§ Exercise
Every line containing the word "JSON" is to be copied from the data below.

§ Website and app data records
= Beginning of Section =
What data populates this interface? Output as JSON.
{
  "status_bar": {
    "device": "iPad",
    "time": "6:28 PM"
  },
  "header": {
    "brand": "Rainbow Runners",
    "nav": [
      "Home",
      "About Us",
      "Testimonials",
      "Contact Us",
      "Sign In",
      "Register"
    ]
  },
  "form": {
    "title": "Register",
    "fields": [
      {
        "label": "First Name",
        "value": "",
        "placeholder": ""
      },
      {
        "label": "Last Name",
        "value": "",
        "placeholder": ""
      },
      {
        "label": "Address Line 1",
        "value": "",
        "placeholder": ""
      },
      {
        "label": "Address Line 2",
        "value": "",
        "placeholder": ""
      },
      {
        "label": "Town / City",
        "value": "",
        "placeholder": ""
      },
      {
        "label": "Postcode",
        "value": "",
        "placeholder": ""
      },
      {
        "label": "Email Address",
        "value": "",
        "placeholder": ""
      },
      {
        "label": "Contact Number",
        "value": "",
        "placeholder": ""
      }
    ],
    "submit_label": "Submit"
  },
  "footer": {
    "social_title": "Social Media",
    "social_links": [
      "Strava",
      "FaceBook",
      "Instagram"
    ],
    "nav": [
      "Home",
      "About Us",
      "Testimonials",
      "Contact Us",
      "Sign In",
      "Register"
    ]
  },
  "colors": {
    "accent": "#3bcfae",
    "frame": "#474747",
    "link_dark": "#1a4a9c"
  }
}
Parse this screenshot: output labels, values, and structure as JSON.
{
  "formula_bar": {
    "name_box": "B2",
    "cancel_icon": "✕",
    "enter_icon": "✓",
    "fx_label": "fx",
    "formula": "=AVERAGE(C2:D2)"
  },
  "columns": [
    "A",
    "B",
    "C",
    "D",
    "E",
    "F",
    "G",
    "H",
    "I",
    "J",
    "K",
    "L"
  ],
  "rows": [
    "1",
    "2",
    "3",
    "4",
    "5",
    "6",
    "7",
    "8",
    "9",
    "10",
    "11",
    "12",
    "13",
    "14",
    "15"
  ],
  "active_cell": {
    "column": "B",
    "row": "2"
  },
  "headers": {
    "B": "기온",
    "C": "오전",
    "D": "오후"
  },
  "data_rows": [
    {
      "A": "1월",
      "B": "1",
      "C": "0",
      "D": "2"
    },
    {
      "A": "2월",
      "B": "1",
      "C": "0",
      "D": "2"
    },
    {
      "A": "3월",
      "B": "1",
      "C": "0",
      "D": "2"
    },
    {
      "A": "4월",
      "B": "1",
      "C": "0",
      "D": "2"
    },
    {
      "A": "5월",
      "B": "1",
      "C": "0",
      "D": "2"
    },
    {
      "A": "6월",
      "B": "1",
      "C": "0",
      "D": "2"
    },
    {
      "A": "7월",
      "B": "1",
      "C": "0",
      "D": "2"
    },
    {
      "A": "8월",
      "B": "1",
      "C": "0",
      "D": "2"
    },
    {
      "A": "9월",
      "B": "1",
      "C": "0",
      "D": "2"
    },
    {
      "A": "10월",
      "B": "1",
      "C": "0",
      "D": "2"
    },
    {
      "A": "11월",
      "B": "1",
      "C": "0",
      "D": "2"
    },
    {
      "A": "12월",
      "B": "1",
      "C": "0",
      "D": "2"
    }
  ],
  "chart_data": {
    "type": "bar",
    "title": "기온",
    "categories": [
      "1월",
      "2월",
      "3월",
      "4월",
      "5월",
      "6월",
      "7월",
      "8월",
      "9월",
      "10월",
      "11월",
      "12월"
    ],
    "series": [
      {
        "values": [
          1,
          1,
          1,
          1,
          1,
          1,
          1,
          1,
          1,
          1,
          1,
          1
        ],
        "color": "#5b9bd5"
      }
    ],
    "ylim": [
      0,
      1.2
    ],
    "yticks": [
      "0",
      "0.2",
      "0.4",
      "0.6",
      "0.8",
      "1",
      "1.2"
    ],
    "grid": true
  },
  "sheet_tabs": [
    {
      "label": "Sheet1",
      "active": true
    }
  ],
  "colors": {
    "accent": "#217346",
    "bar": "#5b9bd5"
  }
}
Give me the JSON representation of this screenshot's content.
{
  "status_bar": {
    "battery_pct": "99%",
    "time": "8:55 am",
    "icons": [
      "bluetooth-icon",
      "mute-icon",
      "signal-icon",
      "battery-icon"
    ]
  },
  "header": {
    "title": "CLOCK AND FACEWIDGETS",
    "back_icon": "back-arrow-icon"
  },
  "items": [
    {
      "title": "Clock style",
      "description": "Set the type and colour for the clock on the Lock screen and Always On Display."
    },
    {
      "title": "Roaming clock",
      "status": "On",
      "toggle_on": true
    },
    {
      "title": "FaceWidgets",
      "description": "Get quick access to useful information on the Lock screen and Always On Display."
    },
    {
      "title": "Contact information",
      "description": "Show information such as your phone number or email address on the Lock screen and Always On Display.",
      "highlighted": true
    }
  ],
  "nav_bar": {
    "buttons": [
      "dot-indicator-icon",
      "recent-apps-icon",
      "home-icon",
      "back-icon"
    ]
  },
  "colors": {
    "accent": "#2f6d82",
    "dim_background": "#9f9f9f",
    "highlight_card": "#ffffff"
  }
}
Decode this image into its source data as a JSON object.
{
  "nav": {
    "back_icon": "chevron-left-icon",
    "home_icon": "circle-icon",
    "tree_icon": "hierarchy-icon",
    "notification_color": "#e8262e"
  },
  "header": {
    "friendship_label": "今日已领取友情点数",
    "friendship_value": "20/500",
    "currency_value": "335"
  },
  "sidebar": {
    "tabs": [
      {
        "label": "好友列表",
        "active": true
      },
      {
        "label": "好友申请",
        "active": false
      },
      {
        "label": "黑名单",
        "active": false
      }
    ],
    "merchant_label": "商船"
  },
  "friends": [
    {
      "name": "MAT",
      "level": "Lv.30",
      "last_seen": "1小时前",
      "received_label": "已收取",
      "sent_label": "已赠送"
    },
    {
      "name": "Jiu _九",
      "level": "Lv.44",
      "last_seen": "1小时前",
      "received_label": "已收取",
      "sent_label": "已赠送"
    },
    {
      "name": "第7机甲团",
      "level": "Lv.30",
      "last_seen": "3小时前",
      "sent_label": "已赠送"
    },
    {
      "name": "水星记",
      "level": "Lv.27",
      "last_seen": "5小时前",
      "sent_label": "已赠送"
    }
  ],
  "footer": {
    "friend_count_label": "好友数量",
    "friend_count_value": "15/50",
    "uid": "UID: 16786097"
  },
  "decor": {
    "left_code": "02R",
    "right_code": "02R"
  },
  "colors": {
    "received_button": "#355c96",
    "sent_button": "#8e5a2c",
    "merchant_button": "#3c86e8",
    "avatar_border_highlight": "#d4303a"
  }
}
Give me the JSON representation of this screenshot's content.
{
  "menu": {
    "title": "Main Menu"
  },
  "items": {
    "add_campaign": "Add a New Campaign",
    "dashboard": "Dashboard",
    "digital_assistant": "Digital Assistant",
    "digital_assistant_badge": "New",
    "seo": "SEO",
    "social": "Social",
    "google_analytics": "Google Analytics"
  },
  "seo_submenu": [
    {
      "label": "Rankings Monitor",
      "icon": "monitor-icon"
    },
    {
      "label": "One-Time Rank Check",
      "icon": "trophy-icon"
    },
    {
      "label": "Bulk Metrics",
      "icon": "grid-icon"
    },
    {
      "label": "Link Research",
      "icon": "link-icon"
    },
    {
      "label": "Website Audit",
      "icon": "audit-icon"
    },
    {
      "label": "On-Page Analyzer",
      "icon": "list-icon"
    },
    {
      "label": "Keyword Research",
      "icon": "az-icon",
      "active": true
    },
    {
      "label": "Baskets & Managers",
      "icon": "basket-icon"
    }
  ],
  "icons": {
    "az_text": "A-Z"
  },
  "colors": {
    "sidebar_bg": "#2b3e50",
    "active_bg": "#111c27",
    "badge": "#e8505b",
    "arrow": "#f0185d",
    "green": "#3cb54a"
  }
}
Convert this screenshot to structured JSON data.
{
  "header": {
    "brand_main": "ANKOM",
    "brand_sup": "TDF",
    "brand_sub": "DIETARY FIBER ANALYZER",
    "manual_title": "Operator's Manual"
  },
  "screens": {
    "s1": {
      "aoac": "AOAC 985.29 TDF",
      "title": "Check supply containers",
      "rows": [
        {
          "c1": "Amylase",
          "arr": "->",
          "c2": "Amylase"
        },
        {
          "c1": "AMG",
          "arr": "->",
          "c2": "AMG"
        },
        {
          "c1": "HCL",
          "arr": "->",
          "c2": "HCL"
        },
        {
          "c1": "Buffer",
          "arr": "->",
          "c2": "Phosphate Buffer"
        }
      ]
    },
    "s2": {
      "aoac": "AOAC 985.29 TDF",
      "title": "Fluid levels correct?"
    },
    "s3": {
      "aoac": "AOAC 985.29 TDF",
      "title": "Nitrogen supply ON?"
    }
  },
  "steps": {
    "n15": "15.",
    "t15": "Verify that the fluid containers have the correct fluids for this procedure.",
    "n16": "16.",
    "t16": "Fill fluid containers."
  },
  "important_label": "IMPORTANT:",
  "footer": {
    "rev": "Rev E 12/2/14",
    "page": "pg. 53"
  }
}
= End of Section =
§ Answer to this problem
What data populates this interface? Output as JSON.
Parse this screenshot: output labels, values, and structure as JSON.
Give me the JSON representation of this screenshot's content.
Decode this image into its source data as a JSON object.
Give me the JSON representation of this screenshot's content.
Convert this screenshot to structured JSON data.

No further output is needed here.